**Aim of the exercise:** Take each line in the entries below that holds "this" and show it.

**Records provided:**
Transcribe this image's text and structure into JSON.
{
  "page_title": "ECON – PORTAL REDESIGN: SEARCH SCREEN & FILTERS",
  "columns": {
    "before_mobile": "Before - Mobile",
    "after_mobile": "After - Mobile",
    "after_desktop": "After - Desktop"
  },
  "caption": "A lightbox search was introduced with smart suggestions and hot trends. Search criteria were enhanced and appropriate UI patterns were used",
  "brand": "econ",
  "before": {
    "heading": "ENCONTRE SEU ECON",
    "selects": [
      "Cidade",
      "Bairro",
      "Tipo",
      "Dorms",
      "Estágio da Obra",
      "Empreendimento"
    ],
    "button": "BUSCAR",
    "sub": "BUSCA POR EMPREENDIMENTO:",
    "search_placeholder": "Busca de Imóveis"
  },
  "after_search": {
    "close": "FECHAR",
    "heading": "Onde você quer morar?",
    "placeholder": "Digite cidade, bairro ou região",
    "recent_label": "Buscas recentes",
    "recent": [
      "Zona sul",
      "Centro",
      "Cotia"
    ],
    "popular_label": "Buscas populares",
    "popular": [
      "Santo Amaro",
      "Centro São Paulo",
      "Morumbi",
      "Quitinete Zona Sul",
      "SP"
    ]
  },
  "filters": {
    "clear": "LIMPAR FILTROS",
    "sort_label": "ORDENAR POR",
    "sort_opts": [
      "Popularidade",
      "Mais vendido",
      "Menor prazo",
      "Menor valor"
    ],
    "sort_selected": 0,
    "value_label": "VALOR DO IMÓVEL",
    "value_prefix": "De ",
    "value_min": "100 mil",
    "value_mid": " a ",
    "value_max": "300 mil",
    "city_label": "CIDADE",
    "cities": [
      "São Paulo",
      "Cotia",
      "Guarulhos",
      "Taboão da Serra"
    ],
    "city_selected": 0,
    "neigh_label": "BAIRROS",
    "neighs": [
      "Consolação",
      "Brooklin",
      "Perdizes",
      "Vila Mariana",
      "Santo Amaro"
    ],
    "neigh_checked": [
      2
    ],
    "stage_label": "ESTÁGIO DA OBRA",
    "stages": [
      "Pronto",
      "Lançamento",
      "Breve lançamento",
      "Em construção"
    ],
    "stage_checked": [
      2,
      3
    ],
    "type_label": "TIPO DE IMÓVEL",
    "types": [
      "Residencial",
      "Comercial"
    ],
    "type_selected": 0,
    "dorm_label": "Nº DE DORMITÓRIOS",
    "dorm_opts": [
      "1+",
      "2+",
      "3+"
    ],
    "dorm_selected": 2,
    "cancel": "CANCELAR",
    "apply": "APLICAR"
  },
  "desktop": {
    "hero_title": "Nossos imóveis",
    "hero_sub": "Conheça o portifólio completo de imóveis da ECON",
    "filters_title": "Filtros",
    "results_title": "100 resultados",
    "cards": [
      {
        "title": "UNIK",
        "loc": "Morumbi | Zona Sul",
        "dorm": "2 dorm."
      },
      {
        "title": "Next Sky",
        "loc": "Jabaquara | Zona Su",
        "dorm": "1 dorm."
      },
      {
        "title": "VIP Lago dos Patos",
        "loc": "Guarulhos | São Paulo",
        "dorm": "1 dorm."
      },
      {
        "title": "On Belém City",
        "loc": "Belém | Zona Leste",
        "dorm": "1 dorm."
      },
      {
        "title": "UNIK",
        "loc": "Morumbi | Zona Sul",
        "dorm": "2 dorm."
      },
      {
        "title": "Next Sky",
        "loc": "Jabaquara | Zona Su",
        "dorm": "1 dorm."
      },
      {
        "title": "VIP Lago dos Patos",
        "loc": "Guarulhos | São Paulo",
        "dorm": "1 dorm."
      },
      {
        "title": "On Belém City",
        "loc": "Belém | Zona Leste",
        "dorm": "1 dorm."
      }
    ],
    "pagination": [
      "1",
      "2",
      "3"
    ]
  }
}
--
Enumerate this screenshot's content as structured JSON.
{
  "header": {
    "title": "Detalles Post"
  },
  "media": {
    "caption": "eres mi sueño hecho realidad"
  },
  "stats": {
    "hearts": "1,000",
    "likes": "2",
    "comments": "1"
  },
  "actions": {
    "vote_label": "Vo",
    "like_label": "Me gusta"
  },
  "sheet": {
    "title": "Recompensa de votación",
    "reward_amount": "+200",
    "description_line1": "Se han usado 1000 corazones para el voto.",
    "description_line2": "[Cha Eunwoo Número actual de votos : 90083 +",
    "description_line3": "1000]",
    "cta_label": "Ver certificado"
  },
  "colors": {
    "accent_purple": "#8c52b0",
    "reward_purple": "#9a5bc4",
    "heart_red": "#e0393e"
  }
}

**Task output:**
Transcribe this image's text and structure into JSON.
Enumerate this screenshot's content as structured JSON.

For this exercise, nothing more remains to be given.